Implant Supported Dentures
Dentures are popular choice for replacing missing teeth and restoring your smile. However, since traditional dentures can be tough to keep in place, mini implants can be used to increase retention and provide you with optimal denture function.
Why get implant-supported dentures?
- Mini implants are smaller than traditional implants, but still offer a strong foundation to adhere your dentures to, holding them firmly in place when you eat, smile, or speak.
- By getting implant-supported dentures, you can gain back your ability to eat a large variety of foods without having to worry about damaging your dentures.
- Implant-supported dentures replaces missing teeth which not only improves your smile and your confidence, but your speech as well. It is also important to replace missing teeth to avoid jawbone recession and bone loss.

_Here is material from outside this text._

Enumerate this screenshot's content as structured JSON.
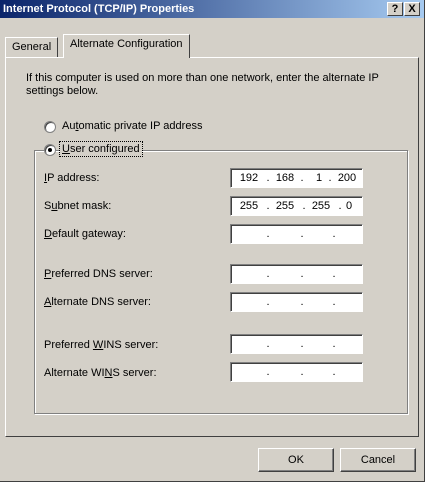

Let's dive in to see how Implant Dentures work...
Did You Know?
178 million people in the U.S. are missing at least one tooth, while 30 million people in the U.S. are currently missing all their teeth?
The Process for Implant-Supported Dentures
To begin the process, your doctor will first determine how healthy your teeth and gums are. If you have any dental issues, like gum disease or teeth that need to be extracted, you will need to take care of these before getting dental implants. Your doctor will also make sure you have enough bone mass to properly support the implants. In some cases, a bone graft may be needed to replenish a loss in bone mass. If a bone graft is needed, the process will take longer than usual.
Next, your dentist will place the dental implants into your jaw bone and provide you with temporary dentures. Dental implants consist of titanium posts that are positioned in the jaw to act as an artificial tooth root. Eventually, over the course of approximately 3-6 months, the jaw bone fuses to the implant, solidifying an anchor for your implant-supported dentures. However, during the 3-6 months it takes your implants to stabilize, you will only have temporary dentures. At the end of the stabilization process, your dentist will take an impression of your mouth for your permanent dentures. Finally, these dentures will be fabricated, fit, and placed.